- What you are asked to do: The answer should contain every entry below, copied exactly.
************
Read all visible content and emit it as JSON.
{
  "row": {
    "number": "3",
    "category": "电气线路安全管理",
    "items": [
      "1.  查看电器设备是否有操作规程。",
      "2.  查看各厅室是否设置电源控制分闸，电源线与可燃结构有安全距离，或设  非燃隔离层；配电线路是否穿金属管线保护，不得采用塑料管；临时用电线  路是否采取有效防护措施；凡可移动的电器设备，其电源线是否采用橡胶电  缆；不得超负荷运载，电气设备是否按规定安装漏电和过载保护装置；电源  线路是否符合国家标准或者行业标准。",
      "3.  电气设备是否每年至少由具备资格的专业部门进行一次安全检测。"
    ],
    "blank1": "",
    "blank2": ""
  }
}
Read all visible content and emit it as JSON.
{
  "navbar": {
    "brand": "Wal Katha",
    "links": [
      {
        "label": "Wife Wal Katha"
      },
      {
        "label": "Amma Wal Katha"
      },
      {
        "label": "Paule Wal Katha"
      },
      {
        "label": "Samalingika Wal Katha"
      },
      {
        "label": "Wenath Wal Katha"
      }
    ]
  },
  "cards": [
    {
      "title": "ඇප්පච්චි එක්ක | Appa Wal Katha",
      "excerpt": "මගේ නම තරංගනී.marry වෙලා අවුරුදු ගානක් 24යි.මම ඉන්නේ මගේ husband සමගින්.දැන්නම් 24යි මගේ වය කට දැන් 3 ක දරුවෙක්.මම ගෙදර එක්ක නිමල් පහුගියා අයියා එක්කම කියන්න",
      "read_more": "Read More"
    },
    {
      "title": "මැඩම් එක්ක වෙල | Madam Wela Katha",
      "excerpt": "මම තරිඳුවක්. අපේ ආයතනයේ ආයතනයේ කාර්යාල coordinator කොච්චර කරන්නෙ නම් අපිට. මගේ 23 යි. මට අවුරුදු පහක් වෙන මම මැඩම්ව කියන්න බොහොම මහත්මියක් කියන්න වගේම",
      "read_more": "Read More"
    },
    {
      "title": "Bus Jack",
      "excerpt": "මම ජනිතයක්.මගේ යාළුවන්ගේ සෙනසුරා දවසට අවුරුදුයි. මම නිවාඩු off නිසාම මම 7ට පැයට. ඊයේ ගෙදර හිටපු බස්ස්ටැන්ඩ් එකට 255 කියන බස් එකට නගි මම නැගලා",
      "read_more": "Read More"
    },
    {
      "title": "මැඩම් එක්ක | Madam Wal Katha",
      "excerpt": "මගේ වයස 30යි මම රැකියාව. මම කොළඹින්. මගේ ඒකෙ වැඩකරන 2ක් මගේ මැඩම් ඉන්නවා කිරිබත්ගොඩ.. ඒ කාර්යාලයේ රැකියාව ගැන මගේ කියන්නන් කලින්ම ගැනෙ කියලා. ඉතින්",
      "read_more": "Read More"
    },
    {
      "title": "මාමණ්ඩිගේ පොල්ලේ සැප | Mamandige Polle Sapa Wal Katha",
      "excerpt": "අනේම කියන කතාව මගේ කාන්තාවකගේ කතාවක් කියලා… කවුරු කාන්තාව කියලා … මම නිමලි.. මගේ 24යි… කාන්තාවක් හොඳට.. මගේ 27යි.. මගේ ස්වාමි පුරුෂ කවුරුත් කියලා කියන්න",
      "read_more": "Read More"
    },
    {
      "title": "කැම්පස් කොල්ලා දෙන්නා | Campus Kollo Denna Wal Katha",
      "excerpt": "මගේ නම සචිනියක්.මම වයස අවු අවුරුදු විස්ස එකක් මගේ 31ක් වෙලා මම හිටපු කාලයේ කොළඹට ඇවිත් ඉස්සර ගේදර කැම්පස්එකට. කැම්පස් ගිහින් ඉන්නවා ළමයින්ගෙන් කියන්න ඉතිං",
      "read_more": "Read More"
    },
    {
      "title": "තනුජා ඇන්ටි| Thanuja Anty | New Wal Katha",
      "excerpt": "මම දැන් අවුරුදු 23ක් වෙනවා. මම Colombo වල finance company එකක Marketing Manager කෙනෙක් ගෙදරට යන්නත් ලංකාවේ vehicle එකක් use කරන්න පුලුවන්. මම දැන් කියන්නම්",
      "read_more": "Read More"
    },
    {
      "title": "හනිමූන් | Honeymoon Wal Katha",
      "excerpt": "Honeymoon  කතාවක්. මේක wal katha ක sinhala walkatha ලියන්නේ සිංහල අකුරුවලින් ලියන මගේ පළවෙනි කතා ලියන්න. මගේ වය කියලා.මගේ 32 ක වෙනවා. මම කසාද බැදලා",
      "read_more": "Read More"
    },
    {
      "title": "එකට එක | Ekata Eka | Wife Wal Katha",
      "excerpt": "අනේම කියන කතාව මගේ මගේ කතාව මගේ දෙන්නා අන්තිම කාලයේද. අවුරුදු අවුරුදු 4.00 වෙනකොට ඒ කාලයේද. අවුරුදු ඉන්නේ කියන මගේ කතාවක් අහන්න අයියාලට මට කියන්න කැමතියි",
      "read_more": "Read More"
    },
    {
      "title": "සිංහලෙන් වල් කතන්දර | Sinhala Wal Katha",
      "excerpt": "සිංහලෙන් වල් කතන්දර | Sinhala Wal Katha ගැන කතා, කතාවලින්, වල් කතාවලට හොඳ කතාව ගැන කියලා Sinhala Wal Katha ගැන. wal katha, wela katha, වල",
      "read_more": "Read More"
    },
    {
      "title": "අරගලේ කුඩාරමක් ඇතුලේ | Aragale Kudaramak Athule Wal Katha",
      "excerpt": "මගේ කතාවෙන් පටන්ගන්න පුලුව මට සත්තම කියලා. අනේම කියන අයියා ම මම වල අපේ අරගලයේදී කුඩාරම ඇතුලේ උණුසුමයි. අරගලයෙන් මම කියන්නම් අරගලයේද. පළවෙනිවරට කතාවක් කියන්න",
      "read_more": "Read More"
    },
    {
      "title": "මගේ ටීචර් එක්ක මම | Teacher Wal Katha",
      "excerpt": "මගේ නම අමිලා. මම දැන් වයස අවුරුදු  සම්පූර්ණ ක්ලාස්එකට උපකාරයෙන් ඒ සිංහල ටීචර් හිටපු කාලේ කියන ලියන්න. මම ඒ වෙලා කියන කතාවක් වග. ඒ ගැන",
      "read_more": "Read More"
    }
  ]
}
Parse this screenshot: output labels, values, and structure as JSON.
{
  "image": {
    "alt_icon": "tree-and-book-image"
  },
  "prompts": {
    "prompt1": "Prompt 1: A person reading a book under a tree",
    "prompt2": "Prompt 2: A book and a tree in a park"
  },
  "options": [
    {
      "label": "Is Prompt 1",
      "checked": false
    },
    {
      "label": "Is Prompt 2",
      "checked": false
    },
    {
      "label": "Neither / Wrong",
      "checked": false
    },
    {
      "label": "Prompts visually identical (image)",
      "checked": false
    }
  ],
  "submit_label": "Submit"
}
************
- Reply:
Read all visible content and emit it as JSON.
{
  "row": {
    "number": "3",
    "category": "电气线路安全管理",
    "items": [
      "1.  查看电器设备是否有操作规程。",
      "2.  查看各厅室是否设置电源控制分闸，电源线与可燃结构有安全距离，或设  非燃隔离层；配电线路是否穿金属管线保护，不得采用塑料管；临时用电线  路是否采取有效防护措施；凡可移动的电器设备，其电源线是否采用橡胶电  缆；不得超负荷运载，电气设备是否按规定安装漏电和过载保护装置；电源  线路是否符合国家标准或者行业标准。",
      "3.  电气设备是否每年至少由具备资格的专业部门进行一次安全检测。"
    ],
    "blank1": "",
    "blank2": ""
  }
}
Read all visible content and emit it as JSON.
{
  "navbar": {
    "brand": "Wal Katha",
    "links": [
      {
        "label": "Wife Wal Katha"
      },
      {
        "label": "Amma Wal Katha"
      },
      {
        "label": "Paule Wal Katha"
      },
      {
        "label": "Samalingika Wal Katha"
      },
      {
        "label": "Wenath Wal Katha"
      }
    ]
  },
  "cards": [
    {
      "title": "ඇප්පච්චි එක්ක | Appa Wal Katha",
      "excerpt": "මගේ නම තරංගනී.marry වෙලා අවුරුදු ගානක් 24යි.මම ඉන්නේ මගේ husband සමගින්.දැන්නම් 24යි මගේ වය කට දැන් 3 ක දරුවෙක්.මම ගෙදර එක්ක නිමල් පහුගියා අයියා එක්කම කියන්න",
      "read_more": "Read More"
    },
    {
      "title": "මැඩම් එක්ක වෙල | Madam Wela Katha",
      "excerpt": "මම තරිඳුවක්. අපේ ආයතනයේ ආයතනයේ කාර්යාල coordinator කොච්චර කරන්නෙ නම් අපිට. මගේ 23 යි. මට අවුරුදු පහක් වෙන මම මැඩම්ව කියන්න බොහොම මහත්මියක් කියන්න වගේම",
      "read_more": "Read More"
    },
    {
      "title": "Bus Jack",
      "excerpt": "මම ජනිතයක්.මගේ යාළුවන්ගේ සෙනසුරා දවසට අවුරුදුයි. මම නිවාඩු off නිසාම මම 7ට පැයට. ඊයේ ගෙදර හිටපු බස්ස්ටැන්ඩ් එකට 255 කියන බස් එකට නගි මම නැගලා",
      "read_more": "Read More"
    },
    {
      "title": "මැඩම් එක්ක | Madam Wal Katha",
      "excerpt": "මගේ වයස 30යි මම රැකියාව. මම කොළඹින්. මගේ ඒකෙ වැඩකරන 2ක් මගේ මැඩම් ඉන්නවා කිරිබත්ගොඩ.. ඒ කාර්යාලයේ රැකියාව ගැන මගේ කියන්නන් කලින්ම ගැනෙ කියලා. ඉතින්",
      "read_more": "Read More"
    },
    {
      "title": "මාමණ්ඩිගේ පොල්ලේ සැප | Mamandige Polle Sapa Wal Katha",
      "excerpt": "අනේම කියන කතාව මගේ කාන්තාවකගේ කතාවක් කියලා… කවුරු කාන්තාව කියලා … මම නිමලි.. මගේ 24යි… කාන්තාවක් හොඳට.. මගේ 27යි.. මගේ ස්වාමි පුරුෂ කවුරුත් කියලා කියන්න",
      "read_more": "Read More"
    },
    {
      "title": "කැම්පස් කොල්ලා දෙන්නා | Campus Kollo Denna Wal Katha",
      "excerpt": "මගේ නම සචිනියක්.මම වයස අවු අවුරුදු විස්ස එකක් මගේ 31ක් වෙලා මම හිටපු කාලයේ කොළඹට ඇවිත් ඉස්සර ගේදර කැම්පස්එකට. කැම්පස් ගිහින් ඉන්නවා ළමයින්ගෙන් කියන්න ඉතිං",
      "read_more": "Read More"
    },
    {
      "title": "තනුජා ඇන්ටි| Thanuja Anty | New Wal Katha",
      "excerpt": "මම දැන් අවුරුදු 23ක් වෙනවා. මම Colombo වල finance company එකක Marketing Manager කෙනෙක් ගෙදරට යන්නත් ලංකාවේ vehicle එකක් use කරන්න පුලුවන්. මම දැන් කියන්නම්",
      "read_more": "Read More"
    },
    {
      "title": "හනිමූන් | Honeymoon Wal Katha",
      "excerpt": "Honeymoon  කතාවක්. මේක wal katha ක sinhala walkatha ලියන්නේ සිංහල අකුරුවලින් ලියන මගේ පළවෙනි කතා ලියන්න. මගේ වය කියලා.මගේ 32 ක වෙනවා. මම කසාද බැදලා",
      "read_more": "Read More"
    },
    {
      "title": "එකට එක | Ekata Eka | Wife Wal Katha",
      "excerpt": "අනේම කියන කතාව මගේ මගේ කතාව මගේ දෙන්නා අන්තිම කාලයේද. අවුරුදු අවුරුදු 4.00 වෙනකොට ඒ කාලයේද. අවුරුදු ඉන්නේ කියන මගේ කතාවක් අහන්න අයියාලට මට කියන්න කැමතියි",
      "read_more": "Read More"
    },
    {
      "title": "සිංහලෙන් වල් කතන්දර | Sinhala Wal Katha",
      "excerpt": "සිංහලෙන් වල් කතන්දර | Sinhala Wal Katha ගැන කතා, කතාවලින්, වල් කතාවලට හොඳ කතාව ගැන කියලා Sinhala Wal Katha ගැන. wal katha, wela katha, වල",
      "read_more": "Read More"
    },
    {
      "title": "අරගලේ කුඩාරමක් ඇතුලේ | Aragale Kudaramak Athule Wal Katha",
      "excerpt": "මගේ කතාවෙන් පටන්ගන්න පුලුව මට සත්තම කියලා. අනේම කියන අයියා ම මම වල අපේ අරගලයේදී කුඩාරම ඇතුලේ උණුසුමයි. අරගලයෙන් මම කියන්නම් අරගලයේද. පළවෙනිවරට කතාවක් කියන්න",
      "read_more": "Read More"
    },
    {
      "title": "මගේ ටීචර් එක්ක මම | Teacher Wal Katha",
      "excerpt": "මගේ නම අමිලා. මම දැන් වයස අවුරුදු  සම්පූර්ණ ක්ලාස්එකට උපකාරයෙන් ඒ සිංහල ටීචර් හිටපු කාලේ කියන ලියන්න. මම ඒ වෙලා කියන කතාවක් වග. ඒ ගැන",
      "read_more": "Read More"
    }
  ]
}
Parse this screenshot: output labels, values, and structure as JSON.
{
  "image": {
    "alt_icon": "tree-and-book-image"
  },
  "prompts": {
    "prompt1": "Prompt 1: A person reading a book under a tree",
    "prompt2": "Prompt 2: A book and a tree in a park"
  },
  "options": [
    {
      "label": "Is Prompt 1",
      "checked": false
    },
    {
      "label": "Is Prompt 2",
      "checked": false
    },
    {
      "label": "Neither / Wrong",
      "checked": false
    },
    {
      "label": "Prompts visually identical (image)",
      "checked": false
    }
  ],
  "submit_label": "Submit"
}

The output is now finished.